WHAT TO DO ▸
Would you find each line in the entries below with the string "files" and copy it?

INFORMATION GIVEN ▸
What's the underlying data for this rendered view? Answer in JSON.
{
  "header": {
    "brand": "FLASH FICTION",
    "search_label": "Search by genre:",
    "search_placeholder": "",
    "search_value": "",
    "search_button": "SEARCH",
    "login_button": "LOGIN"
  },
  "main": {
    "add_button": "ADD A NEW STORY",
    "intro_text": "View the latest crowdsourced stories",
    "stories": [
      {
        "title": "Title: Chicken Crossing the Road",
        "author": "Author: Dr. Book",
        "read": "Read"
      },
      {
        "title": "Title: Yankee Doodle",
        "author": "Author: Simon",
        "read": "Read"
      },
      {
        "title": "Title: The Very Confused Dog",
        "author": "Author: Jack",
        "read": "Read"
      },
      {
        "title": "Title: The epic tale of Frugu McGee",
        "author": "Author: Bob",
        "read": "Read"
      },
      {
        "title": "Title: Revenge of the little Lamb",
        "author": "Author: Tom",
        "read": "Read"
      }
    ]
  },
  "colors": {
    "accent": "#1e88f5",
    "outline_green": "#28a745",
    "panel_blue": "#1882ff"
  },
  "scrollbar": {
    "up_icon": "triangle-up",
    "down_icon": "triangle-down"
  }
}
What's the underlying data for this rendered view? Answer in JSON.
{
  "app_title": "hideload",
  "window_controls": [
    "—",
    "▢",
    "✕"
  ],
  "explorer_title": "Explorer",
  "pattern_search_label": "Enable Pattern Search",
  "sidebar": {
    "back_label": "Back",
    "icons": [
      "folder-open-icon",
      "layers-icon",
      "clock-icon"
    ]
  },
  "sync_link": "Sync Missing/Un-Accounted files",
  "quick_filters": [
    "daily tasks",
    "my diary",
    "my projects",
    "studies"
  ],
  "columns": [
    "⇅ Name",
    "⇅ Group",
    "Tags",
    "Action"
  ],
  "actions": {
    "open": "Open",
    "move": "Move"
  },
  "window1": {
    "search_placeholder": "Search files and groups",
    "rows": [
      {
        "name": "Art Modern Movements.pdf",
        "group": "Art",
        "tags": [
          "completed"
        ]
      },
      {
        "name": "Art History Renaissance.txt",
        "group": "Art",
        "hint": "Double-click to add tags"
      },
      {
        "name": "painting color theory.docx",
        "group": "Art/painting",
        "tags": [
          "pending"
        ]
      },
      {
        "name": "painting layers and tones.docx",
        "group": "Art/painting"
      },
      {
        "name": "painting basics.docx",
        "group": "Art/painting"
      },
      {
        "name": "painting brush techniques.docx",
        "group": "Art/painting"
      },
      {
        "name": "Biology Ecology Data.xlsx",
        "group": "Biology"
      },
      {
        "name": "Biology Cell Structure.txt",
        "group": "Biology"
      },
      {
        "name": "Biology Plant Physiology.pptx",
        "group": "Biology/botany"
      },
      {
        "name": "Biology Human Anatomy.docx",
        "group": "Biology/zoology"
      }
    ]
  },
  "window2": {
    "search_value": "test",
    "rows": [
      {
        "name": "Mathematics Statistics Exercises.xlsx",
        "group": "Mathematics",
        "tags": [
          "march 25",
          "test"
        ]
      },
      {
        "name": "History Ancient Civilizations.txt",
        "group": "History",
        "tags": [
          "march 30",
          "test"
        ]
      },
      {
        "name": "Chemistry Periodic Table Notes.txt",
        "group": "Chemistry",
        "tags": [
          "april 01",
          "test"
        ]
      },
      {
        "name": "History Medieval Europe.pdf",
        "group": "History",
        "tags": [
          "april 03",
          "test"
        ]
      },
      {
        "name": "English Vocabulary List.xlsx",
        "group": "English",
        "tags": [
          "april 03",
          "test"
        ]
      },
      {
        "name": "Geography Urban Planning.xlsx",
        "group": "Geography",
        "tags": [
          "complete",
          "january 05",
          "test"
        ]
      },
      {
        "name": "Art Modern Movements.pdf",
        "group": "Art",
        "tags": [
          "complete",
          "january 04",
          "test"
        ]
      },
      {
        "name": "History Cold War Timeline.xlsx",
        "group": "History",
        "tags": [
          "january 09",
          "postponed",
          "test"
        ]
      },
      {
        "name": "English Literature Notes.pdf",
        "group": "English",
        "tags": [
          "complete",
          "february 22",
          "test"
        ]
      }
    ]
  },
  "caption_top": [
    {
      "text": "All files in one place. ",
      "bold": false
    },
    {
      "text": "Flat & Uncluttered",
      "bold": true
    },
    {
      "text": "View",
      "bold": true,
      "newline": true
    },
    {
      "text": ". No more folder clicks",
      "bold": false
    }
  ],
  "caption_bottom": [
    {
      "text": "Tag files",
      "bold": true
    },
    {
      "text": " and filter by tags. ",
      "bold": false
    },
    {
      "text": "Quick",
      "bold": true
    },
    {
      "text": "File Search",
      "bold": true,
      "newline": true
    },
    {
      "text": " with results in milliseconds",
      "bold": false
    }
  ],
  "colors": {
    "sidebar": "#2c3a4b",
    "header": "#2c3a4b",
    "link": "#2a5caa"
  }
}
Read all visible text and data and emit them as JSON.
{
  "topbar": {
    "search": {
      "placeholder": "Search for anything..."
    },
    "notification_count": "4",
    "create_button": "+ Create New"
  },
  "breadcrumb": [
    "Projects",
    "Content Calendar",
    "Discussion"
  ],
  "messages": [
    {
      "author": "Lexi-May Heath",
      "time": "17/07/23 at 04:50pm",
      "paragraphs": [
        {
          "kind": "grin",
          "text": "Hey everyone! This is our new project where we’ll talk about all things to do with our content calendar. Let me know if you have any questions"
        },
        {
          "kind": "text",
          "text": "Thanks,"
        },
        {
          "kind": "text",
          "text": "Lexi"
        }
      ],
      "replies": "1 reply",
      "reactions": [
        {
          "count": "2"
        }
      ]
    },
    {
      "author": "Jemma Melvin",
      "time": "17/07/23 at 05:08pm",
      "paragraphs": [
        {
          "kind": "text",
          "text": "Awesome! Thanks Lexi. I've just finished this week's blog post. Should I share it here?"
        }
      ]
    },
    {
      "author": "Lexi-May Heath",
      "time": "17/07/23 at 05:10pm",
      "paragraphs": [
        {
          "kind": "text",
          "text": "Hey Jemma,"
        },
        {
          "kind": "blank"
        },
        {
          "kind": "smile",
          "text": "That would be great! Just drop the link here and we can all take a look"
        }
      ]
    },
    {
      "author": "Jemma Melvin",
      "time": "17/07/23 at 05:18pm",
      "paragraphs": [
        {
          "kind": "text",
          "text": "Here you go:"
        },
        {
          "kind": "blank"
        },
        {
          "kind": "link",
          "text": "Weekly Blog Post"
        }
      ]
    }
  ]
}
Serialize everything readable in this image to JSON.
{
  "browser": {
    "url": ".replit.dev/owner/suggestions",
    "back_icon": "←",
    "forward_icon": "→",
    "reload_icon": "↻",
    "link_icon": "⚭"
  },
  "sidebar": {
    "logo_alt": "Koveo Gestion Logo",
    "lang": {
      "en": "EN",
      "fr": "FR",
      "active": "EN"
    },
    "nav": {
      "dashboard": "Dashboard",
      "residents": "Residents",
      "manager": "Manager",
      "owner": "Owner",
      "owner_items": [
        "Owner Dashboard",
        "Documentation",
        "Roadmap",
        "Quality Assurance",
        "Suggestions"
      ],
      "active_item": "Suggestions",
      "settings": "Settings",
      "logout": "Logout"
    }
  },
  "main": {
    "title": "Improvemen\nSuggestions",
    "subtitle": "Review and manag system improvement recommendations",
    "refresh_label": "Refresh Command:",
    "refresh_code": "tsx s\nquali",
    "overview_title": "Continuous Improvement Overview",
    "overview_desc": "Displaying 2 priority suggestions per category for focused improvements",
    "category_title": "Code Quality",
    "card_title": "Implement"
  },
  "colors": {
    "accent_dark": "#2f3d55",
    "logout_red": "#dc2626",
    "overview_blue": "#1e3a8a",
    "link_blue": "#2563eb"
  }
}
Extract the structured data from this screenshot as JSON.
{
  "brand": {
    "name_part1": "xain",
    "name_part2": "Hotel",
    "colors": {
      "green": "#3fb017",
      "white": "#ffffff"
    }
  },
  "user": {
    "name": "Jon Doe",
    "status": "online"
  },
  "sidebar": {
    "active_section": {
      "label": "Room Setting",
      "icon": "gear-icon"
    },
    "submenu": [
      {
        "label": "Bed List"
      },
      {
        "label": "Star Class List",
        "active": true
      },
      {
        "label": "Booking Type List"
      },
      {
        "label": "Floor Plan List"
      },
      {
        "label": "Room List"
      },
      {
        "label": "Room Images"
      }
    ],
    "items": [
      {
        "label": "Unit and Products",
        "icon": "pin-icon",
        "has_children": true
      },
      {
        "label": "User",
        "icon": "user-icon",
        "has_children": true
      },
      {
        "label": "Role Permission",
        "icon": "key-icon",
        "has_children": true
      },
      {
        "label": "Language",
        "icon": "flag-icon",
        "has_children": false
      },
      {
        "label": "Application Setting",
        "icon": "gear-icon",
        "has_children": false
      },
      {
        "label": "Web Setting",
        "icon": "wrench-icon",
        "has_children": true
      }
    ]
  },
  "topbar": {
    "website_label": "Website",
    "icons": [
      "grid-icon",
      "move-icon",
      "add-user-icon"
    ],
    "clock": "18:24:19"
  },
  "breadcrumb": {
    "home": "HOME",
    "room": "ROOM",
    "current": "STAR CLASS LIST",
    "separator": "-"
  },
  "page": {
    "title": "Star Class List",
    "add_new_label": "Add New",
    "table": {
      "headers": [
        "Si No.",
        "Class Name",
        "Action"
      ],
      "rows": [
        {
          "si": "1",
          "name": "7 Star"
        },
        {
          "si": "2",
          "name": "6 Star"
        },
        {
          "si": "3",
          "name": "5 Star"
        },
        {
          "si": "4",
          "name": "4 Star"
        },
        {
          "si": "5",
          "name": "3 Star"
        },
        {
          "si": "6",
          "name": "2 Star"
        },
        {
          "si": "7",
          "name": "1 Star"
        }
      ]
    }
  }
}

PROBLEM SOLUTION ▸
  "sync_link": "Sync Missing/Un-Accounted files",
    "search_placeholder": "Search files and groups",
      "text": "All files in one place. ",
      "text": "Tag files",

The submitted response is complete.